Abigail Fisher Trolls Us Again In Fisher V. University of Texas
Remember Ms. Fisher, the young White woman who applied to University of Texas (UT) in 2008 and sued because she was rejected admission?
Well the Supreme Court has resumed in her case now that an appeals court has ruled in favor of the university, saying that UT had constitutionally been using race as a determining factor in its admissions process. This essentially was a middle finger to Fisher who complains that she was rejected because she’s White and that she should have been given admittance over other students of color who were admitted with lower grades, standardized testing scores and/or involvement in extracurricular activities.
Fisher had applied to the university in its program that automatically grants admission to any public university that a student chooses if they graduate in the top 10 percentile of their state. However, the university says that Fisher wasn’t actually in the top 10 percentile, and that she was then considered in its “holistic review” process which looks at students’ overall profile to determine if they should be given acceptance. Race is one of the final determining factors that admissions counselors use to decide if a student will be accepted.
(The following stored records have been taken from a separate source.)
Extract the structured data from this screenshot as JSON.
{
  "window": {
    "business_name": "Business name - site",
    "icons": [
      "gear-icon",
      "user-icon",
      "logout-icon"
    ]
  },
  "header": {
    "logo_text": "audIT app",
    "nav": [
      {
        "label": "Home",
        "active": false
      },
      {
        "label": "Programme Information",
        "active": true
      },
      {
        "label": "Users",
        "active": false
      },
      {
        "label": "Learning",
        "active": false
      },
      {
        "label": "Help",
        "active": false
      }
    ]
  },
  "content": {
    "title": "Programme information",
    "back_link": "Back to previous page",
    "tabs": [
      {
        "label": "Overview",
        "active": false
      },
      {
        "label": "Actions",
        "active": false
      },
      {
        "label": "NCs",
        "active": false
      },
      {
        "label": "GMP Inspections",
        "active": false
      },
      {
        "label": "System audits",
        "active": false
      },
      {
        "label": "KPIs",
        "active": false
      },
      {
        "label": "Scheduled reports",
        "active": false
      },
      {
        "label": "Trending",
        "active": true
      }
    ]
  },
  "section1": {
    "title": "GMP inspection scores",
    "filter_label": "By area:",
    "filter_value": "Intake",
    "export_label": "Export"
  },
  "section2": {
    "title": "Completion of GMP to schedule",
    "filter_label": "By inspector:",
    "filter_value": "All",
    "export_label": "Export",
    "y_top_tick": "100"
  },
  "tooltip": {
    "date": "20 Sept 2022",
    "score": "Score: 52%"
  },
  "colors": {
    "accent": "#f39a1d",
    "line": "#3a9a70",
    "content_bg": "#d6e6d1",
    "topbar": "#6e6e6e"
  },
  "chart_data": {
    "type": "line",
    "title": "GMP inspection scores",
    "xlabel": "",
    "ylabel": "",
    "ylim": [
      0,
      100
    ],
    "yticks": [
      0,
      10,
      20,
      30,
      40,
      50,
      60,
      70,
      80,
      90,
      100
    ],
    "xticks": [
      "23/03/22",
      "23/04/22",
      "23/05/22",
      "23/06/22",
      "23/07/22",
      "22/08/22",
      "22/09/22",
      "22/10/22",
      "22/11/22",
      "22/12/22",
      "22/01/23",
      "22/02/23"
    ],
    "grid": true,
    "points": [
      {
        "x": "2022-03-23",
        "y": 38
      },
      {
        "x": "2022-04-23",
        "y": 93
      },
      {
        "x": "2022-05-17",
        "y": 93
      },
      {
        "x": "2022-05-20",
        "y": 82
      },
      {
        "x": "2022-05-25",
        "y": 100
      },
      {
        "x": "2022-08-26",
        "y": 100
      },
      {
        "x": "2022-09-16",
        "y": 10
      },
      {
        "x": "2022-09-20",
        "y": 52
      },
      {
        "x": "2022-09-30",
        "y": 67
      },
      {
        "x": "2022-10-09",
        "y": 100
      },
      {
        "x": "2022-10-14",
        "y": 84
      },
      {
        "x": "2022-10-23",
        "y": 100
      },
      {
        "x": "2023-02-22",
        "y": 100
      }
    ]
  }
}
Ultimately, it was decided that Fisher’s grades and test scores were too low for her to get into the school.
Fisher is justifying her case by saying the university’s holistic review is unconstitutional, as it conflicts with the Fourteenth Amendment’s Equal Protection clause. Supporters of Fischer add that affirmative action is outdated, ineffective and unfair to other students. Essentially, Fisher’s legal team’s goal is to get the court to decide that affirmative action isn’t tailored enough or necessary to the admissions process to produce a diverse population of students that are worth being on campus. Fisher’s legal team also argues that the university uses affirmative action as a cover up for accepting students of color with lower academic standing that come from wealthy families.
But UT’s lawyers are calling Fisher’s defense chicken shit. Other white applicants with identical or lower scores were admitted that year while Black and Latino students with better scores were denied admittance, too. They also point out that students coming through holistic review generally have higher SAT scores than top 10 percenters. Finally, there’s no merit to Fisher’s case because she didn’t suffer any injury compelling enough to bring a case before Supreme Court justices—especially since she eventually graduated from another college, Louisiana State University.
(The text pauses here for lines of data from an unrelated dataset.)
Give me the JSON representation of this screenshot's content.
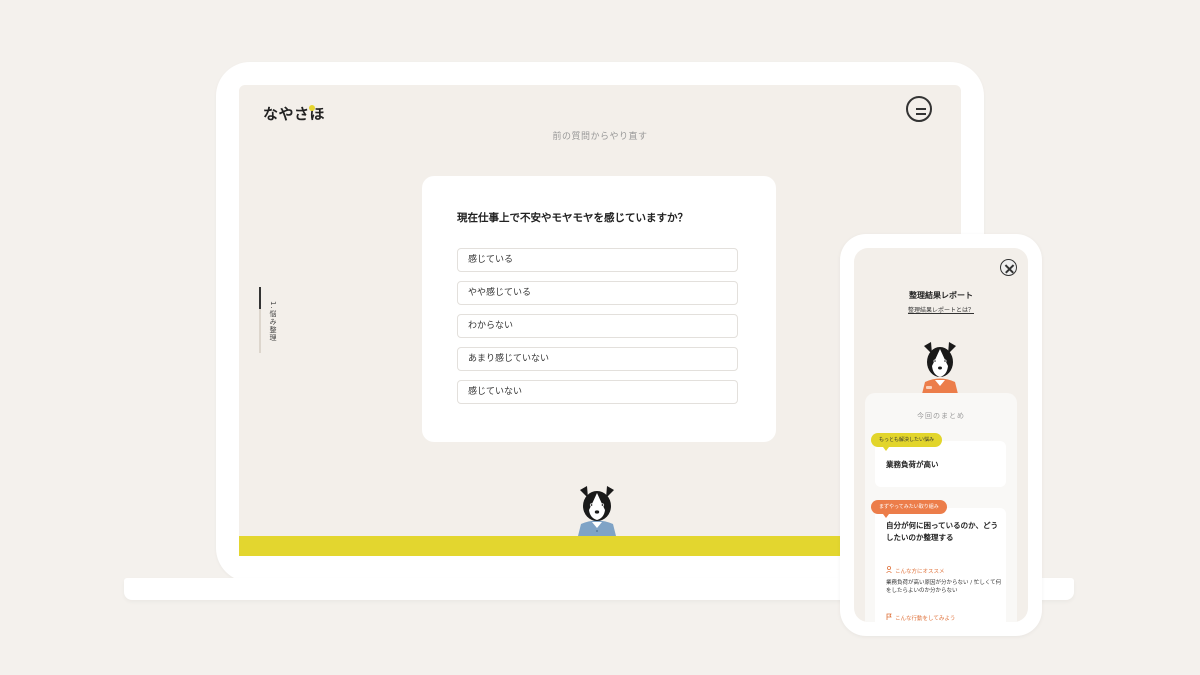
{
  "laptop": {
    "logo": "なやさほ",
    "redo_link": "前の質問からやり直す",
    "progress": {
      "label": "1.悩み整理",
      "fraction": 0.33
    },
    "question": {
      "title": "現在仕事上で不安やモヤモヤを感じていますか？",
      "options": [
        "感じている",
        "やや感じている",
        "わからない",
        "あまり感じていない",
        "感じていない"
      ]
    }
  },
  "phone": {
    "report_title": "整理結果レポート",
    "report_link": "整理結果レポートとは？",
    "summary_heading": "今回のまとめ",
    "worry": {
      "tag": "もっとも解決したい悩み",
      "title": "業務負荷が高い"
    },
    "action": {
      "tag": "まずやってみたい取り組み",
      "title": "自分が何に困っているのか、どうしたいのか整理する",
      "recommend_label": "こんな方にオススメ",
      "recommend_text": "業務負荷が高い原因が分からない / 忙しくて何をしたらよいのか分からない",
      "try_label": "こんな行動をしてみよう"
    }
  },
  "colors": {
    "accent_yellow": "#e3d62f",
    "accent_orange": "#ec7d4a",
    "background": "#f4f1ed",
    "screen_bg": "#f3efea"
  }
}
The university’s lawyers explain that the 10 percentile program (which accounts for three-fourths of its student body) isn’t enough to provide diversity on campus because high schools are already highly segregated by race in Texas because of how districts are draw. As a result, the 10 percentile program is too one-dimensional to give students of diverse backgrounds a fair chance at acceptance.
This is why UT has the holistic review process to garner the remaining quarter of its student population. Holistic review allows for race to be considered in addition to applicants’ academic achievements and extracurricular activities. There’s hard evidence proving that including race as an explicit factor in admissions is crucial to creating diversity. In 1996 a prior court case had ruled that race couldn’t be used in admissions decisions, forcing counselors to use race-neutral practices in deciding on applicants during holistic review instead. As a result, the number of minority students dropped by a whopping 40 percent. UT’s student population was only made more diverse again when the decision had been reversed in 2003.
Fisher first filed her case with the Supreme Court in 2013. At the time, the justices issued a short opinion essentially saying the lower court that initially decided on Fisher’s case put too much faith into the university’s use of race for diversity. The justices then sent the case to an appeals court to determine if the university’s use of race was limited or defined enough to be valid in its admissions process.
The appeals court upheld previous decisions made in favor of the university. Given the opposing views Justice Sonia Sotomayor versus like her more conservative colleagues like Clarence Thomas and Antonin Scalia, the decision could go either way. If the court rules in favor of Fischer, it could limit public university’s use of race in consideration of applicants at other schools nationwide.
Justices are to decide on the case by next year. The case comes at a highly unusual time, as the country just witnessed a wave of protests, sit-ins and social media conversations highlighting the rampant discrimination and institutional racism that students of color face on predominantly White college campuses.